Christmas Cactus – Gift of Mother Earth – My succulent garden
Photo taken November 23, 2019
Our climate emergency is for real. In his address at the opening of the United Nations Climate Change Conference held on December 2 to 13, 2019, in Madrid, Spain, UN Secretary-General António Guterres said:
The latest, just-released data from the World Meteorological Organization show that levels of heat-trapping greenhouse gases in the atmosphere have reached another new record high. Global average levels of carbon dioxide reached 407.8 parts per million in 2018. And I remember, not long ago, 400 parts per million was seen as an unthinkable tipping point. We are well over it. The last time there was a comparable concentration of CO2 was between 3 and 5 million years ago, when the temperature was between 2 and 3 degrees Celsius warmer than now and sea levels were 10 to 20 metres higher than today.
Yet our collective behavior indicate that we humans are still in denial. Here in the United States, beginning on Black Friday and Cyber Monday, commercial activity has exploded with preparations for the Christmas festivities. Whether we’re Christians or not, Christmas traditions permeate our lives.
Christmas tree lighting ceremonies, organized by our town and city halls, mark the beginning of the season. We decorate our homes. In some neighborhoods, homeowners seem to outdo each other in decorating their front yards. Our children take part in Christmas pageants that enact the birth of Jesus Christ, the Messiah, the cause of joyful celebrations among Christians worldwide. Traditional Christmas carols lift our spirits. Another important part of our Christmas traditions is Santa Claus with his workshop of elves, toiling year-round to make gifts for children for delivery during the wee hours on Christmas Day.
Gift giving has exploded over decades of massive advertising to sell us the magic of Christmas. Consumption is at its peak during this time of the year. The anticipated shopping frenzy sends our manufacturing and commercial sectors into overdrive.
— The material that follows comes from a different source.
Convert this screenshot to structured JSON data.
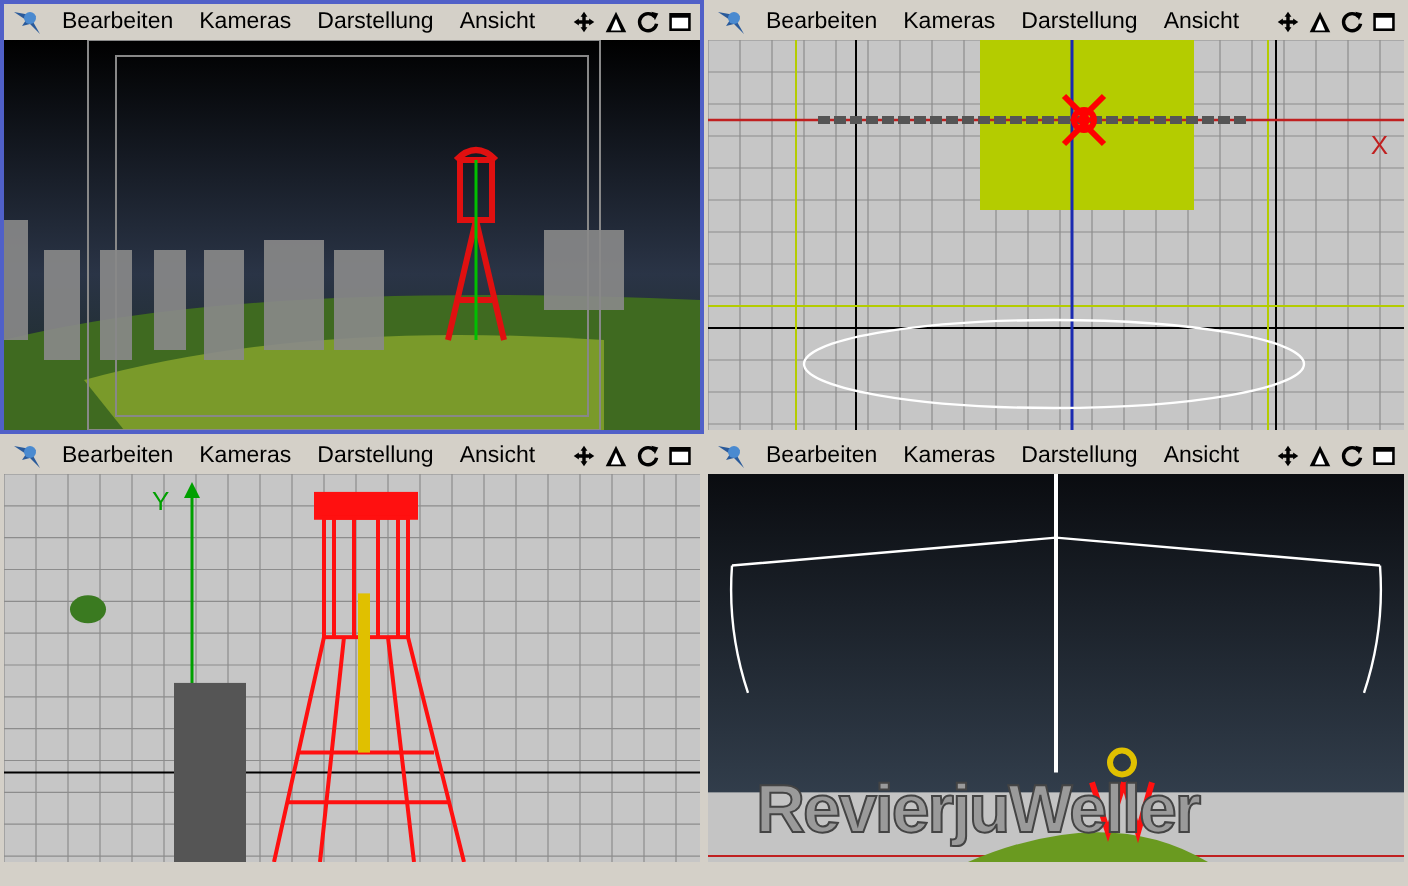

Our economy booms. Caught up in this consumption madness, we stretch our credit cards to their limits. We put stuff on layaway with the hopes of slicing our budget into even more morsels.
Many of our Christmas traditions are stories we’ve created to add meaning to our joyless lives. For our children. To see the joy on their faces. But Mother Earth, the real Santa Claus, can’t keep up with the pace of our consumption and waste. Our ecological degradation and toxic wastes affect the health of all the elves in her workshop that provide us with her greatest gift of all—LIFE.
If Mother Earth is to keep on giving to all her children in the planetary Web of Life, we urgently need to re-think the way we celebrate Christmas. We need to stop buying stuff we can’t afford, that people don’t need. Instead, let us create new traditions of giving of ourselves, of our individual talents or learned skills.
When we get together for our Christmas parties—at school, in the workplace, among family and friends—we could sing a song, share a poem or folk tale, tell jokes, dance, play a musical instrument, imitate a popular character, or whatever self-expression comes from our heart. Such activities not only provide fun and laughter, but can also bring us closer to each other.
Let us give with joy from the well of our sorrow. Let us give without expecting anything in return. Such is the true nature of giving as Mother Earth has taught us. She gives freely to each one of us—naughty and nice alike, deserving and undeserving. She asks only that we take care of her gifts.
This Christmas Season let us open our hearts to the brokenhearted, the homeless, the hungry, the lonely, the refugee, and the Other that we have been taught to fear and hate.
I’m a storyteller. My stories are my gift to each one of you. Know that they come from the heart, from my well of joy and sorrow.